Point Lobos is one of the most coveted dive locations in Central California. Formerly an area used for whaling and harvesting Abalone it is now one of the best maintained reserves in California. The access for divers is limited to two main areas Bluefish Cove and Whalers Cove, the rest of Point Lobos is off limits for divers. Besides the limited sites Point lobos is also limited in number of divers per day. Current regulations limit 15 buddy teams per day, with a buddy team being considered 2 divers (They will make an exception for a group of 3 occasionally). With the limited number of divers per day weekends require reservations usually a month in advance, while most weekdays it is possible to drop in without a reservation. It Is usually a good idea to check the Point Lobos website to see if there are still available spots regardless of when you are trying to dive there.
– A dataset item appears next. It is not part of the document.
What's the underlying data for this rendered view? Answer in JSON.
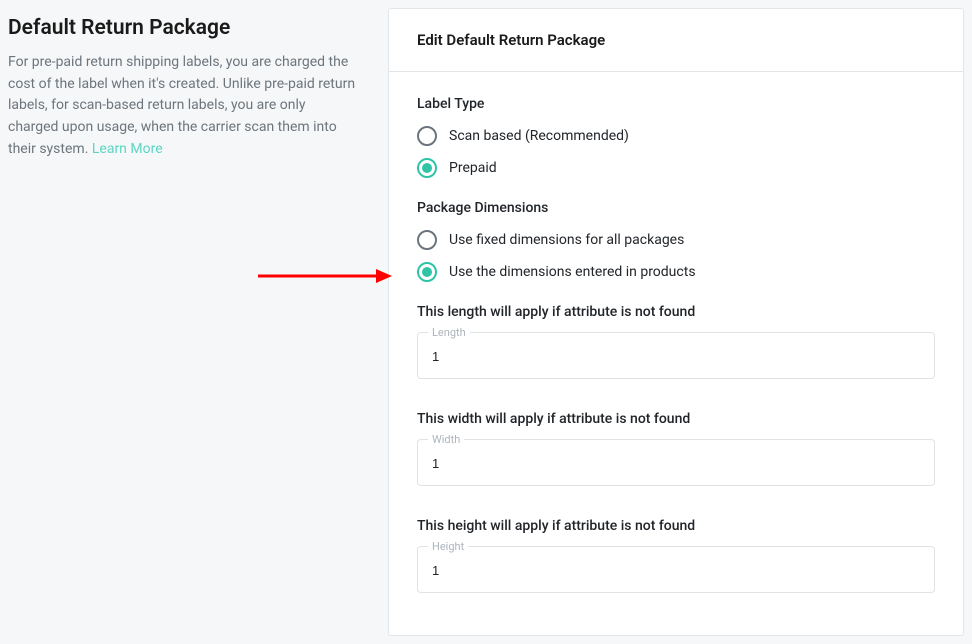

The topography of Point Lobos is amazing lots of rock structure, and the classic California Kelp forrest. The two diving areas each have their own charm, Bluefish Cove has very exaggerated rock formations with canyons and pinnacles all over with access to the deeper water for those who like to like to feel the nitrogen. Whalers is generally a little shallower still with the canyons and pinnacles but not as large. Bluefish Cove is a little more difficult to access without a boat, kayak or DPV. Most divers diving off the shore stay within Whalers Cove because thats where the water access is. Both of these sites perfectly embody what California Diving is all about and for anyone that is interested in cold water diving Point lobos should be at the top of your list.
This years trip was a wonderful one visiting San Clemente Island and Santa Cruz Island for 3 days of diving aboard the Vision with Truth Aquatics. San Clemente Island provided us with amazing visibility but relatively little kelp, while Santa Cruz Island had even less kelp and visibility there were plenty of little critters to keep us amused.
This was a wonderful trip diving with quite a few veterans of the Scuba world with decades of experience and great dives to boot.
Last dive of the trip, right out side of Blue Angel Hotel and dive shop.
Tons of stuff to see lots of eels and octopi. I hope everyone enjoys.
Carmel River Beach is one of my favorite sites in Carmel and Monterey because of the defined structure, huge granite pinnacles making valleys and canyons to swim through, as well as life that can be found in every nook and cranny. I hope everyone enjoys.